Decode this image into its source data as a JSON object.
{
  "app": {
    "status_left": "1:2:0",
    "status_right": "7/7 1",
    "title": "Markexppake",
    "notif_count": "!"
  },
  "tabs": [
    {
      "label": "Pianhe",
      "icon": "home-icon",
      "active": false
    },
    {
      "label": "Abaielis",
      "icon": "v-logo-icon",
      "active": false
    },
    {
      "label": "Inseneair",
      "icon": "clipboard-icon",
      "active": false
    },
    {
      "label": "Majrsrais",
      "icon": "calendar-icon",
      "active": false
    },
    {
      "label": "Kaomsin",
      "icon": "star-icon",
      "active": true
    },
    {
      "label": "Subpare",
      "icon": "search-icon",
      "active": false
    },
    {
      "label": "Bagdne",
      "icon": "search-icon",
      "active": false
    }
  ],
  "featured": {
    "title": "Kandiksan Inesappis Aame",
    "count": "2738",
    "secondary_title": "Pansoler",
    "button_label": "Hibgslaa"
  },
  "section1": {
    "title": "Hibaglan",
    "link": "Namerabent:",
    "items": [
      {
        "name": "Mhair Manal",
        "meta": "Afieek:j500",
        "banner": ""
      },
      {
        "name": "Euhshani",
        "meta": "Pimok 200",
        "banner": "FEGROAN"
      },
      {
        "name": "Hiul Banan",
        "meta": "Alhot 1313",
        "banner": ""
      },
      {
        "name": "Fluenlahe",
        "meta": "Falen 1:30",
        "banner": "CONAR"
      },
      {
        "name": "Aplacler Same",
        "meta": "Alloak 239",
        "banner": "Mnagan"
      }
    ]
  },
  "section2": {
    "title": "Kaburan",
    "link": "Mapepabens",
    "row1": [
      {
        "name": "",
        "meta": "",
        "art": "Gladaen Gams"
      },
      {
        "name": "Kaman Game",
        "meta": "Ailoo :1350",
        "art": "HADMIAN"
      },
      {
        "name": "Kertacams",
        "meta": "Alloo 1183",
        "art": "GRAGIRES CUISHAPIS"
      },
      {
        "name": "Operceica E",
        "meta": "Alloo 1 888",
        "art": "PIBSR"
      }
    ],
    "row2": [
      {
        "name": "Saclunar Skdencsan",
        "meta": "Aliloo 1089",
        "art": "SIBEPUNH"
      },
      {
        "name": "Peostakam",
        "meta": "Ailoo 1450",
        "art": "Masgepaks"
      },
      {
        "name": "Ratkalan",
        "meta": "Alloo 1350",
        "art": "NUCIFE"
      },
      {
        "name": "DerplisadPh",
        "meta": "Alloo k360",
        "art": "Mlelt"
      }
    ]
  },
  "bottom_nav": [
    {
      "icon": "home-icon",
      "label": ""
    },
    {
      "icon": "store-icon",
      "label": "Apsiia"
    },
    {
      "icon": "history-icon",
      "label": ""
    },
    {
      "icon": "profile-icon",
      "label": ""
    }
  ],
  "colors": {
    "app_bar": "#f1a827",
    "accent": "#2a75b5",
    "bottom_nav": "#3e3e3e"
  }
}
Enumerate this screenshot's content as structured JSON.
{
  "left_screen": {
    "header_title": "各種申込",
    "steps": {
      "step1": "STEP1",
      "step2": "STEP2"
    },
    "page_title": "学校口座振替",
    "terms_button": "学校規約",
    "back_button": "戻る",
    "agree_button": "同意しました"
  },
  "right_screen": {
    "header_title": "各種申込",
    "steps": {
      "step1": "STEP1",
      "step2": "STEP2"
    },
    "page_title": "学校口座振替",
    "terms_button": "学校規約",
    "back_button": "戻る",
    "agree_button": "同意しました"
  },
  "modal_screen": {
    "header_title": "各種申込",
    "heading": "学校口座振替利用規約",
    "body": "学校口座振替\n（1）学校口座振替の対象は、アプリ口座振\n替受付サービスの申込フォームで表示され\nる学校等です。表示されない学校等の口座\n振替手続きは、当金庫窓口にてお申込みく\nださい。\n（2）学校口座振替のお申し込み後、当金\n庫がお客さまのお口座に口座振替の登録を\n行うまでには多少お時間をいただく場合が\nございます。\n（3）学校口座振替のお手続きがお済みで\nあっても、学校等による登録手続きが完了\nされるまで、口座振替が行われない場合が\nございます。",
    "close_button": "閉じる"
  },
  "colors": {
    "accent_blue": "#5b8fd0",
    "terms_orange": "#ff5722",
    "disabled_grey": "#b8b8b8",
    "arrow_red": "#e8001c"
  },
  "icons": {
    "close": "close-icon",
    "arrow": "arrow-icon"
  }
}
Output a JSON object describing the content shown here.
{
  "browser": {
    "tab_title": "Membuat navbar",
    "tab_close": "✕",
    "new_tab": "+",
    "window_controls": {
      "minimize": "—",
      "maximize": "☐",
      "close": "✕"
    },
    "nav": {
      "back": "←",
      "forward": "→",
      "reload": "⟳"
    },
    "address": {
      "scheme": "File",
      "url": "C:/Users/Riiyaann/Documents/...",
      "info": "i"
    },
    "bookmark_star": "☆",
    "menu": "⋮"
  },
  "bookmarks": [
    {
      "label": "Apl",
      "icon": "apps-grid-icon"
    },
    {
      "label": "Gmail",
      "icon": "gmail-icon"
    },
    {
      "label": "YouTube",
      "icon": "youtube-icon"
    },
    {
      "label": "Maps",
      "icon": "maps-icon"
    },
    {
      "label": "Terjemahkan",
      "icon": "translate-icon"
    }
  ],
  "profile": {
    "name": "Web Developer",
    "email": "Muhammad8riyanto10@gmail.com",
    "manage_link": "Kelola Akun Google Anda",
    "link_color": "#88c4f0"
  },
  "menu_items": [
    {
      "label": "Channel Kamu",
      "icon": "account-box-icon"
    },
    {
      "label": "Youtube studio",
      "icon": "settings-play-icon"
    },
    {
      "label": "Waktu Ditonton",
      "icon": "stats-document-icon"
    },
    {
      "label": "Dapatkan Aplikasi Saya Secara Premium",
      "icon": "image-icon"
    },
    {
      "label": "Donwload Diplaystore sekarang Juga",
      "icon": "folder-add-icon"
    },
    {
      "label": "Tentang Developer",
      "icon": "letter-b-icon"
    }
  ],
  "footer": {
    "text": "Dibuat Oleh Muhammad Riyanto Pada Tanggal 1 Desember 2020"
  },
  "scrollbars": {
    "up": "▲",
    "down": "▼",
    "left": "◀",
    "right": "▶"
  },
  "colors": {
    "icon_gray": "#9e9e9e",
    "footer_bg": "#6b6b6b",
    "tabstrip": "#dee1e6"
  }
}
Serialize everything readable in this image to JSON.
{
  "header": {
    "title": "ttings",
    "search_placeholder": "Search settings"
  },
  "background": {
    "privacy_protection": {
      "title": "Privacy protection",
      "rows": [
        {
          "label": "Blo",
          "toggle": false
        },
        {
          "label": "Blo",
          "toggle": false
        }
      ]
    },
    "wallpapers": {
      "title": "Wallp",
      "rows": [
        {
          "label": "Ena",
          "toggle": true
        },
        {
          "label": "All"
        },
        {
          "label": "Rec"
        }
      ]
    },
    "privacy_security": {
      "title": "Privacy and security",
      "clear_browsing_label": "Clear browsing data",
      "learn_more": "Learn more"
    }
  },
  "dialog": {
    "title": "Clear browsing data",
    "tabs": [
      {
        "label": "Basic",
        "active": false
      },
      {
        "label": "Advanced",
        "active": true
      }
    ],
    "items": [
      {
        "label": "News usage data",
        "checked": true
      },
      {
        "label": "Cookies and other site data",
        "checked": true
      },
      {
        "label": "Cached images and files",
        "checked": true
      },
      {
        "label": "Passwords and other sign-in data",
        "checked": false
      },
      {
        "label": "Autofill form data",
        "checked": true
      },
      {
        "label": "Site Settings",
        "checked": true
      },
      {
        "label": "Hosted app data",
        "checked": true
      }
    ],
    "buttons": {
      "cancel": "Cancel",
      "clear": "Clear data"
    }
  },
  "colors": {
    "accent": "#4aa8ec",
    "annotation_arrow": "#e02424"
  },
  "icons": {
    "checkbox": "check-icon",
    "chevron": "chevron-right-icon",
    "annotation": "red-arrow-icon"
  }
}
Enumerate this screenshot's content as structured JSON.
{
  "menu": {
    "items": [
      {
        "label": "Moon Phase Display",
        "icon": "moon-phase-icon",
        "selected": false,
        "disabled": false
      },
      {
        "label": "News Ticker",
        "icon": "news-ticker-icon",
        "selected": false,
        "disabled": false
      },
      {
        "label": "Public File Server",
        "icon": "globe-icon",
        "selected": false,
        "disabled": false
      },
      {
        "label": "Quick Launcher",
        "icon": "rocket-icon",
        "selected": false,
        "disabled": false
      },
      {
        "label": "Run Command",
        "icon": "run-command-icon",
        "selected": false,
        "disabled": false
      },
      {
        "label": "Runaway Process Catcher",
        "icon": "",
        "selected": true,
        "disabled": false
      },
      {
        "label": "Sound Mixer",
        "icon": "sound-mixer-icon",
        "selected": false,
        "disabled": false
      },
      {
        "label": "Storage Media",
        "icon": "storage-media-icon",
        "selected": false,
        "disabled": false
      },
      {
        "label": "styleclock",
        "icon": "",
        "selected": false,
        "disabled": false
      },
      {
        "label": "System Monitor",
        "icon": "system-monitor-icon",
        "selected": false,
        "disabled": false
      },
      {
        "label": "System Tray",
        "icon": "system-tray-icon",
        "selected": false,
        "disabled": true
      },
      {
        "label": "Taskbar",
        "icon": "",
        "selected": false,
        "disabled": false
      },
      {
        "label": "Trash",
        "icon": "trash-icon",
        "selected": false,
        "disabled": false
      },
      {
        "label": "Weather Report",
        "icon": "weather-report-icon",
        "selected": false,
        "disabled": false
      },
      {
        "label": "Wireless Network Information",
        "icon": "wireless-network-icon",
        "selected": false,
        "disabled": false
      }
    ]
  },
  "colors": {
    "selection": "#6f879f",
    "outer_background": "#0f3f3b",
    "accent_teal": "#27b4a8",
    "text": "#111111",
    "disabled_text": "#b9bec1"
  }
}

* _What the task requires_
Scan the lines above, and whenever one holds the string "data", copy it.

* _Written response_
Decode this image into its source data as a JSON object.
      "clear_browsing_label": "Clear browsing data",
    "title": "Clear browsing data",
        "label": "News usage data",
        "label": "Cookies and other site data",
        "label": "Passwords and other sign-in data",
        "label": "Autofill form data",
        "label": "Hosted app data",
      "clear": "Clear data"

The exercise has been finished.